30th November 2021
The CIPD’s recent Resource and Talent Planning Survey sends out a clear message: too many businesses are failing to plan for future staffing needs throughout all levels in their company. Released in September, the survey highlights that less than half (46%) of companies and organisations had a workforce planning strategy based on a sound understanding of their current and future workforce needs. Over two-fifths (43%) were taking an ad hoc, reactive approach to recruitment.
As a consequence, many sectors and businesses are now struggling. A number of factors have contributed to the UK’s skills shortage situation but the lack of resource planning for future skills and staff needs is now being felt particularly acutely. Temporary visas have been introduced to try to tackle low numbers of HGV drivers and poultry workers. Hospitality’s struggling, with some businesses scaling their services back as a result.
There have been problems with seasonal roles, like fruit and veg
pickers, where their short-term nature makes them less attractive to many
jobseekers. A lot of companies are having to increase hourly rates to try to
bring in the people they need. While certain sectors are having a particularly
tough time, businesses in general are finding it increasingly hard to fill
vacancies. So, if you’re in that position, where do you go from here to make
sure skills shortages don’t start harming your business?
It’ll need a blended approach, dealing with the short-term challenges to increase the likelihood of finding the candidates you need, while also taking action to plan for the future. Here are some suggestions about where you can focus your efforts:
Your job advert has to sell your role and generate enough interest so jobseekers take the next step of finding out more, then applying. It needs to provide all the key details potential candidates will want to know, including the job salary. Highlight all the genuine selling points both of your company and of the specific role so it’s as attractive as possible and has the best chance of standing out.
It’s also important to be realistic about what is essential in terms of requirements to prevent limiting the talent pool further. Stop looking for a unicorn!
Are you making sure your advert is appearing in the right space? Don’t be tempted to post it everywhere and hope for the best; think about where candidates are likely to be looking and use carefully targeted campaigns that narrow down the search to suitable applicants while also maintaining the quality. This targeted approach is key for relevance as there are over 1,100 job sites in the UK. It’s all about striking the right balance to get your advert seen by as many of the right candidates as possible.
Make sure your recruitment process is as straightforward as possible for potential applicants to apply. Basic rule of thumb: the less clicks needed to submit the application, the more likely it is they’ll apply.
Could some of the answers to your skills shortage situation be closer to home than you realise?
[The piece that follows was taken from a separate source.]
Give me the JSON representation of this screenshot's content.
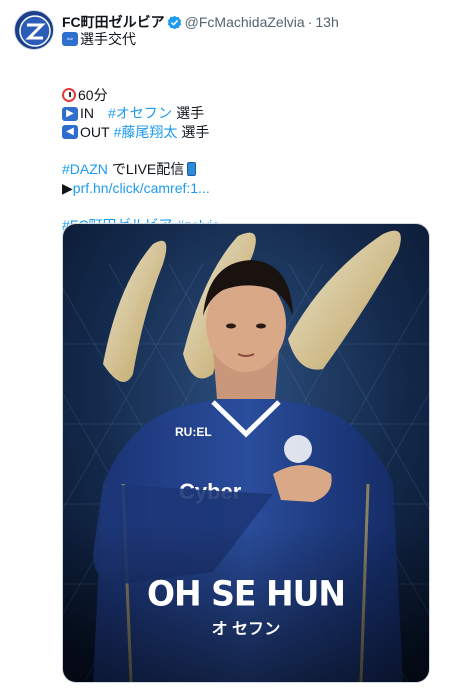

It won’t necessarily provide an instant solution, but have you explored the possibility of upskilling and promoting within your existing workforce for skilled roles, and then recruiting entry level positions?
You might already have a lot of the employees you need and by rethinking how they can be deployed with some skill set development, you might find the solution is easier than you thought.
It might be time to ramp up your efforts when it comes to retention too. You don’t want to compound the issue of skills shortages by losing people. You might not have scope to do a massive amount with salaries, but salary isn’t the only reason an employee chooses to stay with an employer. Factors such as development opportunities, reward and recognition, approaches to wellbeing, line manager relationships, flexible working opportunities and effective two-way communication are hugely influential too.
When it comes to succession planning, don’t simply think in terms of roles and replacements; think in terms of your company’s longer-term goals and the skills that will be needed to deliver them. Match current employees to those skills then use that information as the basis of your plan; by understanding the gaps, you can identify where training, development and recruitment efforts should be focused.
Rather than having a succession approach that relies on finding the skills you need through external recruitment, a more robust approach could involve developing your own talent on a longer term basis to create a talent pool that you can tap into for future roles. That might include apprentices, or graduate opportunities maybe where you offer placements during their time at university, with the goal of them then working with you once they finish their degree.
Despite the current challenges we’re helping employers recruit successfully thanks to highly effective targeted job advertising and recruitment marketing and articulation of their employer brand – 95.6% of the vacancies we advertise for UK employers lead to a hire. If you’d like to know more about how our recruitment advertising and marketing expertise can help your company, please get in contact with one of the team.